Most blogs are like whale carcasses. They drift ashore from parts unknown, look like they’ve been dead for weeks, and they stink. Man, do they ever stink. That’s because intelligence and business savvy don’t necessarily indicate writing ability. There’s no shame in that, either. Expecting a blog to turn a manager into a writer is like expecting MSPaint to turn one into an artist. Skill matters. That’s why recycled clipart and truncated, “Powerpoint English” emanate from the brainiest desks in the world.
Still, SEO firms always tell you to get a blog. You want those linkbacks, blogrolls and Technorati ratings, don’t you? You drag yourself to a keyboard, jot down what you can, and lo, more whale blubber hits the Web.
Don’t do that. Let somebody write for you. It’s called ghostblogging, and it’s a standard practice for businesses that want the marketing benefits of a blog, but don’t have a writer to spare for the job. Some ghostbloggers write on behalf of a specific executive; others play the impersonal “voice of the company.”
Good ghostblogging transforms your company’s interests into compelling copy. To make it work, you need a writer/manager relationship with these features:
- Consultation: A ghostblogger needs access to your ad copy, mission statement – every word that defines your business in the public eye. Use that source material to brainstorm article topics together.

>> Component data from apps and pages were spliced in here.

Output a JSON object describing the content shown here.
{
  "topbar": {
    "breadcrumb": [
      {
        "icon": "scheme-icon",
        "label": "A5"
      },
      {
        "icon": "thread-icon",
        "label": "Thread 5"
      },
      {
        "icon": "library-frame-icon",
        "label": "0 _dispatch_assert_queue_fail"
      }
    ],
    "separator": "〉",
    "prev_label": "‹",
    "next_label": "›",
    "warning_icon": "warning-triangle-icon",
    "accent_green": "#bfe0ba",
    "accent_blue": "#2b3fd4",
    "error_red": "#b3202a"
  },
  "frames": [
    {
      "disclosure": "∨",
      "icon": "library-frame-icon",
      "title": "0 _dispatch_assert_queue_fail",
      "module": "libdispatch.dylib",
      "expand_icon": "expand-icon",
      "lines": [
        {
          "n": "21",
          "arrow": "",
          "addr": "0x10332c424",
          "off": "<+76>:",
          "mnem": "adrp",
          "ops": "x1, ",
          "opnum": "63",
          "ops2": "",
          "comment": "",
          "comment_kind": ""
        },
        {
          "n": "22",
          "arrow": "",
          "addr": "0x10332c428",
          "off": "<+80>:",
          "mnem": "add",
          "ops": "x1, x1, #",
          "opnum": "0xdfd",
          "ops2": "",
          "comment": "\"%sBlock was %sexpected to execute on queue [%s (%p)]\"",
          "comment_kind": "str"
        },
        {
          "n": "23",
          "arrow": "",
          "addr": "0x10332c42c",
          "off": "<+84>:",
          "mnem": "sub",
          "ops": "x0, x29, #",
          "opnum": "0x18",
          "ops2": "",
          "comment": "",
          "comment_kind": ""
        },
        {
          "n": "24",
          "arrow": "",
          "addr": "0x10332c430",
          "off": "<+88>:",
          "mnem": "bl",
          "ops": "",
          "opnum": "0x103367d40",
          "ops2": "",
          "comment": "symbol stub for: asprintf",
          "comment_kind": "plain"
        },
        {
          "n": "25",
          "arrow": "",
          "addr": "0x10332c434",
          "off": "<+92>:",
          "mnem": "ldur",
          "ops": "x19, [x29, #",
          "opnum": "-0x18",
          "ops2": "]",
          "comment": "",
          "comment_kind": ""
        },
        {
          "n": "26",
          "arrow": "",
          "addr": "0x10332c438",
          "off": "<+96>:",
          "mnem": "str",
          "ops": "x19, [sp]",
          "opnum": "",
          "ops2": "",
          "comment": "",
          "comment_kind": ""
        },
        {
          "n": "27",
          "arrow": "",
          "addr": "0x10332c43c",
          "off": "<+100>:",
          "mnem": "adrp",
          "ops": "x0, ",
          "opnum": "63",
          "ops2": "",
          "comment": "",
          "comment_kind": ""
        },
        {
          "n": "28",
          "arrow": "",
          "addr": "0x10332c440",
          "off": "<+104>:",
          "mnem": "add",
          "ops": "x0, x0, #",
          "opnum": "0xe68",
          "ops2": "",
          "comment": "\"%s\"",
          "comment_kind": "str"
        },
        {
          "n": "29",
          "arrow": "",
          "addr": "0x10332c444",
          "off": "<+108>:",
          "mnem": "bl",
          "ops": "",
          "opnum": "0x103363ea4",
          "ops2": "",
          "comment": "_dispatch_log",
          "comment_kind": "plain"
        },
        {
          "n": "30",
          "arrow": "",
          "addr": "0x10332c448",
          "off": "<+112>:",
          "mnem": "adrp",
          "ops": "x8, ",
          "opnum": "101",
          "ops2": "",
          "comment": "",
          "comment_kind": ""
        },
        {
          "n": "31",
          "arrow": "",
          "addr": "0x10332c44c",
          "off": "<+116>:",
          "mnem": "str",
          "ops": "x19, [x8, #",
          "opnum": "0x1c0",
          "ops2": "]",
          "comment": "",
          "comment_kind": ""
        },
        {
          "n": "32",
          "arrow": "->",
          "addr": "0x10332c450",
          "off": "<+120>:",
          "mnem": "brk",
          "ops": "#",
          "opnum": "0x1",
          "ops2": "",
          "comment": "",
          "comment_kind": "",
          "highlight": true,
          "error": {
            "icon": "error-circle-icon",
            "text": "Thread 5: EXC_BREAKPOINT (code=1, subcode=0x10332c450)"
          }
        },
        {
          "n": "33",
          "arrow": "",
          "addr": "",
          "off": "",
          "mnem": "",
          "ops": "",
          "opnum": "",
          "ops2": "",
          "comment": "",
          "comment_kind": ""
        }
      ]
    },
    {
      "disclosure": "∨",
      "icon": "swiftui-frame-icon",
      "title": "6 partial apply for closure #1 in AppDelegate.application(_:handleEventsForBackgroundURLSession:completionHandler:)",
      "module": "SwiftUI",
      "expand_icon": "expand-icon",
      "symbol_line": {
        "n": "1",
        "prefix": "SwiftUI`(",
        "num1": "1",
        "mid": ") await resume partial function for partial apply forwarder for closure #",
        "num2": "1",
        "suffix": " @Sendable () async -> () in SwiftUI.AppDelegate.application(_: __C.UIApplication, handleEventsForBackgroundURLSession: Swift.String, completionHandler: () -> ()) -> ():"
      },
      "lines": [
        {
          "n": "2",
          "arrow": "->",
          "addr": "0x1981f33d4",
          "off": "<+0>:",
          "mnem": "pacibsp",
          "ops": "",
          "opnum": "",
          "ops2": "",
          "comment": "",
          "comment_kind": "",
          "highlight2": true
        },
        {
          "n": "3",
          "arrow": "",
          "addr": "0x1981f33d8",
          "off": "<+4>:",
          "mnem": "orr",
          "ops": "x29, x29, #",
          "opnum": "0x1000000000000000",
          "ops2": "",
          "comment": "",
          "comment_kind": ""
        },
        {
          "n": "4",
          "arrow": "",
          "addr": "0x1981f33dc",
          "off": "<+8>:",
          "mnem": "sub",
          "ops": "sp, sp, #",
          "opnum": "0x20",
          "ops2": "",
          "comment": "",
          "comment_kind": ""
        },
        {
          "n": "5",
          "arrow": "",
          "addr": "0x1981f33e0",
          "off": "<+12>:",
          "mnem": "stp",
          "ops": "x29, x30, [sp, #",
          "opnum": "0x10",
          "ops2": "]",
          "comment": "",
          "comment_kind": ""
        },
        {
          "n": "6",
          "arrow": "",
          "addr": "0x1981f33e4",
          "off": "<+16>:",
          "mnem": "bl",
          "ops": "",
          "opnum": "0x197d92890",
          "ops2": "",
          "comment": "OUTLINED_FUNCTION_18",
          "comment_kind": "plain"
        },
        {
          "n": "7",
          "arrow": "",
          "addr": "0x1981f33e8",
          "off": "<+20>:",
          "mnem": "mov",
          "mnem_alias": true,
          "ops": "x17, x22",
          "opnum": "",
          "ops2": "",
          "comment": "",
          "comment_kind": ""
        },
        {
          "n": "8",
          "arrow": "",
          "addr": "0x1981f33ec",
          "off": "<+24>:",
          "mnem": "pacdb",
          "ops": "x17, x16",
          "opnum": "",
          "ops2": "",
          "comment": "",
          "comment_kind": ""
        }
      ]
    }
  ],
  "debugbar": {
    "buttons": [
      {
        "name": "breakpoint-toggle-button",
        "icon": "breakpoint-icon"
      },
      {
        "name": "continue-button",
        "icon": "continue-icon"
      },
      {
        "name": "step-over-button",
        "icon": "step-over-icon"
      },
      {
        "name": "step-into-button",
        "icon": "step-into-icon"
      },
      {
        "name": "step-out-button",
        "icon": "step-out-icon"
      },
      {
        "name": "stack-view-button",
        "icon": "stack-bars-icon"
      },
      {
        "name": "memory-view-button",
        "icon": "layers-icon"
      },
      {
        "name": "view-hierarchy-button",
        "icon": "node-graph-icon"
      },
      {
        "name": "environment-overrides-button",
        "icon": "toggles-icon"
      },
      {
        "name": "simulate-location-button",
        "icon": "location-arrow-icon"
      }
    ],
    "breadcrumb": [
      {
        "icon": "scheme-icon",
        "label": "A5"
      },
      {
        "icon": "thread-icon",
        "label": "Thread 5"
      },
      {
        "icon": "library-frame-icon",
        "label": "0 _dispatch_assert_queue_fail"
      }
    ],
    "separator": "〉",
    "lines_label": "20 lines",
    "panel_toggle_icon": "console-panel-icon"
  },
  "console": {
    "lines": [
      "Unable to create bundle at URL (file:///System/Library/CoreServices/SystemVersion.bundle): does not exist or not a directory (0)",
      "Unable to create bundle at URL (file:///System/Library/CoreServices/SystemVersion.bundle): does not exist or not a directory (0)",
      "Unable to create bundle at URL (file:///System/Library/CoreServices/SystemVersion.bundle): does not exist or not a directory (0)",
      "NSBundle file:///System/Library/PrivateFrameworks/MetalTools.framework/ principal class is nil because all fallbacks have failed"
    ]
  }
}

A good writer knows how to flesh out your rudimentary ideas, so if he’s not contributing ideas, hire someone else.
- Research: A qualified ghostblogger is as good a researcher as he is a writer. He writes as he learns, until the finished product won’t embarrass you in front of fellow industry experts. Beyond that, he explores tangents and nifty trivia to make every article appealing. He won’t just read about the cat food business – he’ll tie it back to ancient Egyptian cat worship.
- Approval: Give your ghostblogger write-access to the company blog, but make sure he always gets your approval before he posts an article. Even if you trust him completely, you should at least give the post a once-over so that when somebody mentions how much she liked those Egyptian cat deities, you know what she’s talking about.
- Interest: Thanks to the statistical magic behind Internet marketing, people occasionally forget that real people are supposed to read this stuff. Nobody expects sublime prose from a business blog, but it should catch your target audience’s eye all the same. This is especially important when your business flies under the pop culture radar. If you train supermodels to be astronauts, the copy writes itself, but not everyone’s quite so lucky. If the article merits a “meh,” send it back.
- Updates: Ghostblogging is about quality and quantity. Dead blogs look bad, like you’ve got a slipshod attitude toward your business. Set an update target with your writer and see that he meets it. Depending on how much activity you want, get him to write articles in weekly, monthly or quarterly clusters. Approve them in one lump and then post them according to a set schedule.
Under the right management, a ghostblogger makes you look as good at blogging as you are at running your firm. Use one, and project the image of a dynamic business exert – not a whale carcass provider.
About the Author: Malcolm Sheppard is a pseudonym for the ghostblogger of the same name. He works for GILL Media, an Internet marketing firm with offices in Peterborough, Canada and Tampa, FL.